work by Jesús Rafael Soto
Binakol: a type of ceremonial blanket from the Phillipines which features optical effects

Op art is a style of painting which makes use of optical illusions and other kinds of unusual optical effects.[1] Victor Vasarely a Hungarian artist, was perhaps the first to use this theme regularly, in the 1930s.[2] In the 1960s, Bridget Riley became one of the world's best-known op artists. She specialised in the effects produced by closely fitted lines.[3] Jesús Rafael Soto used mobile elements, so connecting op art with kinetic (moving) structures.[1]
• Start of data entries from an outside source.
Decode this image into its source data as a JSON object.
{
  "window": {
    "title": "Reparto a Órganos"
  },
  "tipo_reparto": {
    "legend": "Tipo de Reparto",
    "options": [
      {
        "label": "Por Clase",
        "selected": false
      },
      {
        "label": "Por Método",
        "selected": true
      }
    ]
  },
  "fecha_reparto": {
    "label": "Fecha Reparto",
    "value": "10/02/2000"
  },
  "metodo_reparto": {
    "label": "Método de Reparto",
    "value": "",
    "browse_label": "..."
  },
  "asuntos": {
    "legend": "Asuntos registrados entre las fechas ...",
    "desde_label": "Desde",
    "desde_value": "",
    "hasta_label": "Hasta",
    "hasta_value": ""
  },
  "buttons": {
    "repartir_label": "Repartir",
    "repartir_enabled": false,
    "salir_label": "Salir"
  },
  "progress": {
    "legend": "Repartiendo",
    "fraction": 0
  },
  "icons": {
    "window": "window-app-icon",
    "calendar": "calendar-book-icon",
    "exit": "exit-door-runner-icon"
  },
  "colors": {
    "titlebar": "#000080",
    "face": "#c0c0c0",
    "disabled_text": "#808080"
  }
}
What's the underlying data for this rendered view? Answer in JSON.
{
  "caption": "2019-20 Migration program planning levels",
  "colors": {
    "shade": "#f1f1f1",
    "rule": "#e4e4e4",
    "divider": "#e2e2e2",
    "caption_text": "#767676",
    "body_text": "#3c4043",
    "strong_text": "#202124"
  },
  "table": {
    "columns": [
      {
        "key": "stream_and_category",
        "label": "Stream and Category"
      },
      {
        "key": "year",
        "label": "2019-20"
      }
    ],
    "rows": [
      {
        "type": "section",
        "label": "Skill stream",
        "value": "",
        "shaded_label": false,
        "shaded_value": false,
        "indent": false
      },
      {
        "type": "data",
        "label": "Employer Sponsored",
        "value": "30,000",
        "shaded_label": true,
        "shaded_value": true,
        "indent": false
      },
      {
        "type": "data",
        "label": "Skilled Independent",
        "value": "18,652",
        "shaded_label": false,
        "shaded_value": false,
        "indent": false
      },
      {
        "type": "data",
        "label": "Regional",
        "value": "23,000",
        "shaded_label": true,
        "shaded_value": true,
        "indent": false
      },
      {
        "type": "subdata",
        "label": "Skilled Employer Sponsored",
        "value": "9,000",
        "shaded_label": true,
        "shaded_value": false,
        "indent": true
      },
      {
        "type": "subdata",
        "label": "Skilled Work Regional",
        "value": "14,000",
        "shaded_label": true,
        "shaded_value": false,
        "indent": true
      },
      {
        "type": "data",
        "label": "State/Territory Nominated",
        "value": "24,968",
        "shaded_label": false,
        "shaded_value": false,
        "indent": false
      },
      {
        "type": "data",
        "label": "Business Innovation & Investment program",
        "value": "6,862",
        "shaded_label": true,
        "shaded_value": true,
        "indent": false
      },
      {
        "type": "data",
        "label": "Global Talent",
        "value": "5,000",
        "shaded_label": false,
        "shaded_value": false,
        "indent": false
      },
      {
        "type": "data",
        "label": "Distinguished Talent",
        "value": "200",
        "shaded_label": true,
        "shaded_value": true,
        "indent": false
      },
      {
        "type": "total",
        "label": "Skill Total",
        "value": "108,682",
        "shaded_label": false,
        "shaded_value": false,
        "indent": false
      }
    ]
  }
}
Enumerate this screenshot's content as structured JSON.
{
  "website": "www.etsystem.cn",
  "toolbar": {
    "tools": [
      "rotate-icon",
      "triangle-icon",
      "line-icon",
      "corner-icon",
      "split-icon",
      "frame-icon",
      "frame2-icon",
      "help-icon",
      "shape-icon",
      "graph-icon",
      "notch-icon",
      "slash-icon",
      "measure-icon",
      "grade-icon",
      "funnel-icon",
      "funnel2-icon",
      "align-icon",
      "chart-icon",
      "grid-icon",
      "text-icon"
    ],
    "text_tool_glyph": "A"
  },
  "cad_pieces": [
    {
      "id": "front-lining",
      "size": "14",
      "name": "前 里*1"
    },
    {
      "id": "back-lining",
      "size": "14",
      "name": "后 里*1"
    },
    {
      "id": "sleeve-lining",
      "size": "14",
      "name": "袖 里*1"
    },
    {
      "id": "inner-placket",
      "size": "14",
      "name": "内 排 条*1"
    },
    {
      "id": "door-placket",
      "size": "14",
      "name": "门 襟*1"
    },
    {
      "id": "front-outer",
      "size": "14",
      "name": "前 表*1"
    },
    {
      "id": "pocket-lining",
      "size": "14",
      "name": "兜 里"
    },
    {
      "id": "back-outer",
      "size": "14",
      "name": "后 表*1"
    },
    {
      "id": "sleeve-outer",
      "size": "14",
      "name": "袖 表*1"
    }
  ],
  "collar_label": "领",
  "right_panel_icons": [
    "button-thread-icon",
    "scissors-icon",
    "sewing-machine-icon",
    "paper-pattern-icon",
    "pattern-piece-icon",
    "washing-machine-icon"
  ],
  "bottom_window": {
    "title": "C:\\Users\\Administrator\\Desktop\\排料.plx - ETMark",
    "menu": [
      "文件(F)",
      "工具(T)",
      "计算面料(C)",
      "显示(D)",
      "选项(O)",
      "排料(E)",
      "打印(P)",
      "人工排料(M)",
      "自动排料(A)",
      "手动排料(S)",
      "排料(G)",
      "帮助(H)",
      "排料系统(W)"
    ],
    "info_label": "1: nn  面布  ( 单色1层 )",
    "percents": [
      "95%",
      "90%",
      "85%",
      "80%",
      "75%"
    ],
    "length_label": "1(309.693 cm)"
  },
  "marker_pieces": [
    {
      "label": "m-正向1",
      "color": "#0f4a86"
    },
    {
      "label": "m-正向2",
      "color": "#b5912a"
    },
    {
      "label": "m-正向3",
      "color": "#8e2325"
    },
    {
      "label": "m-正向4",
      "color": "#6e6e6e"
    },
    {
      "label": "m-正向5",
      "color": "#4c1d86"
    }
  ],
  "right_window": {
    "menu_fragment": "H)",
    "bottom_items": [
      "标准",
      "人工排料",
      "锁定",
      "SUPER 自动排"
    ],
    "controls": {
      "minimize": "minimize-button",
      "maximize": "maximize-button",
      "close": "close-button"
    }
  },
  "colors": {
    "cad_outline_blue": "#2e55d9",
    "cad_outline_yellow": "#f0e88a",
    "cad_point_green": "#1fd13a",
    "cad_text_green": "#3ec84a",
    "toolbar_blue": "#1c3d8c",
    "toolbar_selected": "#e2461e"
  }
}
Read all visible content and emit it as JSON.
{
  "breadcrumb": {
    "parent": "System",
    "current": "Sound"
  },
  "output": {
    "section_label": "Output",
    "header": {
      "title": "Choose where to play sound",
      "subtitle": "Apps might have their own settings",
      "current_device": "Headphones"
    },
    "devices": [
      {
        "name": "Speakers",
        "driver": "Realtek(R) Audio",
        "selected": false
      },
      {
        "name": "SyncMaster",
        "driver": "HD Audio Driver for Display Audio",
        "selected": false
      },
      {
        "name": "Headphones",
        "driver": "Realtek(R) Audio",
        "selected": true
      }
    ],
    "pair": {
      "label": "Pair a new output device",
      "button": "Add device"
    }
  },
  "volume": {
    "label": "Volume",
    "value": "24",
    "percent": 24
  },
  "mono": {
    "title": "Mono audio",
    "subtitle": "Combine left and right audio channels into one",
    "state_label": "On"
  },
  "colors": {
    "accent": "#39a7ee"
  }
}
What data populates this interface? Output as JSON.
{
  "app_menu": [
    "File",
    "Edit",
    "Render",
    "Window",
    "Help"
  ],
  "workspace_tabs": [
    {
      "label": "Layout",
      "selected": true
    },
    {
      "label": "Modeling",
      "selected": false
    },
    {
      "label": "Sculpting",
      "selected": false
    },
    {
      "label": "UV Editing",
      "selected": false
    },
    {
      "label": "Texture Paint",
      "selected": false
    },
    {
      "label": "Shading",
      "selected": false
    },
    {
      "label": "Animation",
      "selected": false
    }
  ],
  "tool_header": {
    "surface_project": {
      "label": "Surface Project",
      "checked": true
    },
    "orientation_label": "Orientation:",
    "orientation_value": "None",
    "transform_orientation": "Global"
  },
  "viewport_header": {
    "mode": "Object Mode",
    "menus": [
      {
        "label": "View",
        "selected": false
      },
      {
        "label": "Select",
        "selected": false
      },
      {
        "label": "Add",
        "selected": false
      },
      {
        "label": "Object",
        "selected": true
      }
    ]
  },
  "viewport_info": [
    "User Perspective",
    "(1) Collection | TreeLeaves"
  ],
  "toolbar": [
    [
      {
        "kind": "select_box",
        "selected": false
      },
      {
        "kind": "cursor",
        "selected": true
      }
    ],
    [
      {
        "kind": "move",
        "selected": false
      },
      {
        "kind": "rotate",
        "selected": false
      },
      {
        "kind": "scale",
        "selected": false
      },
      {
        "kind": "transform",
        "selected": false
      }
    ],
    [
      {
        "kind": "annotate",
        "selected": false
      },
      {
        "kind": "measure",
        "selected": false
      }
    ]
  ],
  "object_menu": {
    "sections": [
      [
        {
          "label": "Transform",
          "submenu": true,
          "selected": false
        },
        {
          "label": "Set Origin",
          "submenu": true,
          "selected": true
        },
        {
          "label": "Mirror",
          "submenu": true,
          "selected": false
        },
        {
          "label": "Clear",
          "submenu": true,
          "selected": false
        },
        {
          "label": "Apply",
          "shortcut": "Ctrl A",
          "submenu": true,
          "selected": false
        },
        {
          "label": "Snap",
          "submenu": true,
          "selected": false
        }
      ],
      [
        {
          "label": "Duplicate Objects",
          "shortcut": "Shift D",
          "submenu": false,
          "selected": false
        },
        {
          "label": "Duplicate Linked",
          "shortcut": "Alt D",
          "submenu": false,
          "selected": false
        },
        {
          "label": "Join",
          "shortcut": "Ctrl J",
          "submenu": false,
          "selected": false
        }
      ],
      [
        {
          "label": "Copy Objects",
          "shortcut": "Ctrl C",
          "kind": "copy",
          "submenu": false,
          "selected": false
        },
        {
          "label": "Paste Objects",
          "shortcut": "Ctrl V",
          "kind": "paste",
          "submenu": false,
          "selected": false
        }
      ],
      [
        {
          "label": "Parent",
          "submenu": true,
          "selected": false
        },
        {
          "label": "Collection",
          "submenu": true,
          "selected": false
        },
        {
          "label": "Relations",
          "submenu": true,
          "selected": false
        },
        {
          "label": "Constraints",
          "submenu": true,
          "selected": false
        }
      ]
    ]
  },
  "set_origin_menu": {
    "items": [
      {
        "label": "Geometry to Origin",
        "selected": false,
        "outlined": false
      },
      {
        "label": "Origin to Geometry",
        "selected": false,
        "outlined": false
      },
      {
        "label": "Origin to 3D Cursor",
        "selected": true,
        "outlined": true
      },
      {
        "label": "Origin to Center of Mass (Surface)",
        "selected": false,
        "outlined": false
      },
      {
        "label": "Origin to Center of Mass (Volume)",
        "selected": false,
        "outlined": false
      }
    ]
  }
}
The idea of visual illusions and effects fascinated other artists and intellectuals. The famous Dutch artist M.C. Escher drew impossible structures which worked by using visual illusions. The art historian Ernst Gombrich wrote a detailed study on visual effects in art.[4] The psychologist Richard Gregory spent much of his career studying why the mind saw illusions.[5][6]

References[change | change source]

  1. 1.0 1.1 Wilson S. & Lack J. 2008. The Tate guide to modern art terms. Tate Publishing, p155. ISBN 978-1-85437-750-0
  2. Morgan, Robert C. 2005. Vasarely. New York: Braziller. ISBN 978-0-80761-538-6
  3. Riley, Bridget 2013. Bridget Riley: the stripe paintings 1961–2012. Texts by John Elderfield, Paul Moorhouse and Robert Kudielka. London: Ridinghouse. ISBN 978-1-90546-476-0
  4. Gombrich E.H. 1960. Art and illusion: a study in the psychology of pictorial representation. Oxford: Phaidon. ISBN 0-7148-1756-2
  5. Gregory R.L. 1966 [5th ed 1997]. Eye and brain: the psychology of seeing. London: Weidenfeld & Nicolson.
  6. Gregory R.L. 1970. The intelligent eye. London: Weidenfeld & Nicolson.

Other websites[change | change source]